### The task
Within the records below, find each line with the word "Sample" and copy it out.

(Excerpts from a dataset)
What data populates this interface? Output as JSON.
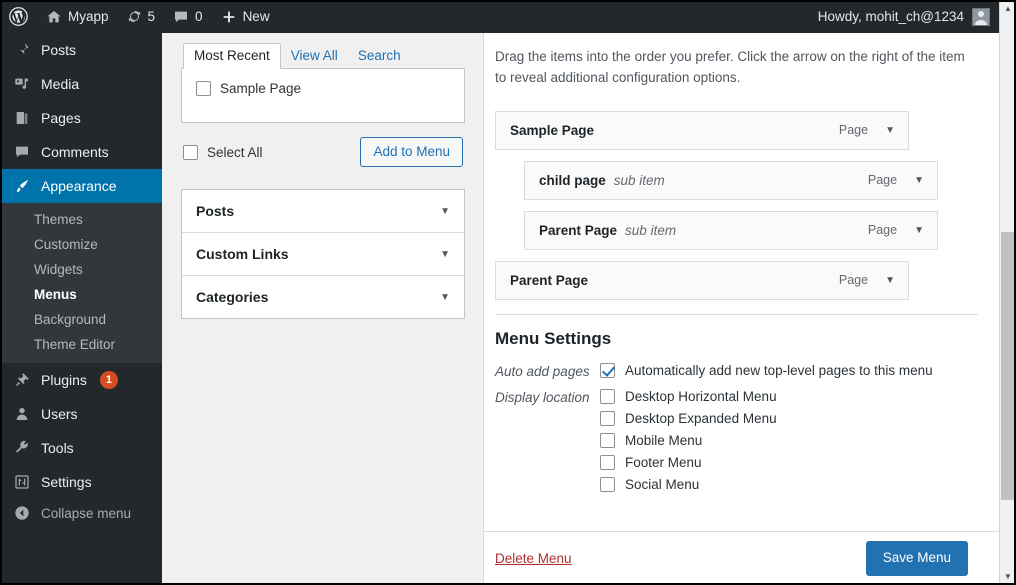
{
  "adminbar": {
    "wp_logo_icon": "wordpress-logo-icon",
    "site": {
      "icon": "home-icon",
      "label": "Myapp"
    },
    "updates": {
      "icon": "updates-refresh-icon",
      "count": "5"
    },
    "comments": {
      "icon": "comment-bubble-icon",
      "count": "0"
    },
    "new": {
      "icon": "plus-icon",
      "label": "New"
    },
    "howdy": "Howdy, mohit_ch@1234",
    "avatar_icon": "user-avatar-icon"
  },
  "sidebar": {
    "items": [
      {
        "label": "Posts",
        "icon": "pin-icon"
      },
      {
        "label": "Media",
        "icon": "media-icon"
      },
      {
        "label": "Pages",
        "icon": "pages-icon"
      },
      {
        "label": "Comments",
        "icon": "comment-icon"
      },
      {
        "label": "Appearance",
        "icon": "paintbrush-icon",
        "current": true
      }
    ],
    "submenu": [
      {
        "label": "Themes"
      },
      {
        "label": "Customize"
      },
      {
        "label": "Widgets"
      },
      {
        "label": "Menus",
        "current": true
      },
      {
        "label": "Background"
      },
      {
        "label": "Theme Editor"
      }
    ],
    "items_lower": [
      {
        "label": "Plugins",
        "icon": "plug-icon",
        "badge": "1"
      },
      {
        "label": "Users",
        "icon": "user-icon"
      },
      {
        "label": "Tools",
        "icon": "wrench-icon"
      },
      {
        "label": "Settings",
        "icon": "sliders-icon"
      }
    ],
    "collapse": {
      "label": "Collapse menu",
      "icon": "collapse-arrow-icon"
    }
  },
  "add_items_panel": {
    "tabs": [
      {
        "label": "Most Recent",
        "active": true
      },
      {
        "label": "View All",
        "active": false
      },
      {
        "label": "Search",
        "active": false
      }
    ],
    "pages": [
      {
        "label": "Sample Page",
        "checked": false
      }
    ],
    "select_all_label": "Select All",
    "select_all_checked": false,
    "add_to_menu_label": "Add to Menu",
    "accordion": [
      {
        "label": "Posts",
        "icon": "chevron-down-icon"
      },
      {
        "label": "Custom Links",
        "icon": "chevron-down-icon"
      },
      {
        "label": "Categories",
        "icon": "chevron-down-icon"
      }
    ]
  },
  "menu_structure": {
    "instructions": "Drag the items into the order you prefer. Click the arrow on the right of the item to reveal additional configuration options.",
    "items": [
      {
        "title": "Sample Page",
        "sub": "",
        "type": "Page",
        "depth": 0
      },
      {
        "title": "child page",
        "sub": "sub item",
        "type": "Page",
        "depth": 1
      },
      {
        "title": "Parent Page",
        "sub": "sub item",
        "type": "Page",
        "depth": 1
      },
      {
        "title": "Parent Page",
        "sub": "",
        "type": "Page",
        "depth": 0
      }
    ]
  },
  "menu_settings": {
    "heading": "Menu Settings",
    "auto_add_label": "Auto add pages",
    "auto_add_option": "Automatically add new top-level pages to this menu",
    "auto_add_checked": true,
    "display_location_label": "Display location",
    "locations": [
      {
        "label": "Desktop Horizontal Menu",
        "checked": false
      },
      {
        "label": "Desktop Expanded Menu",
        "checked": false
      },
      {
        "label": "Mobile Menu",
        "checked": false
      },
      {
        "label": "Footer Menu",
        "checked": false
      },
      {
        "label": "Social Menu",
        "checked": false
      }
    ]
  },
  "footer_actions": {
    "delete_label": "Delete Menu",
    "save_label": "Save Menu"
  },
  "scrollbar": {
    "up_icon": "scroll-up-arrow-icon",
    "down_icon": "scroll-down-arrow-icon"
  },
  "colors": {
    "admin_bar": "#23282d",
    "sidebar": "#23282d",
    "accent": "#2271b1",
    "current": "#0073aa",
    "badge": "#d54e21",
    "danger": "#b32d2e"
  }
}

### Output of the task
        "label": "Sample Page",
        "title": "Sample Page",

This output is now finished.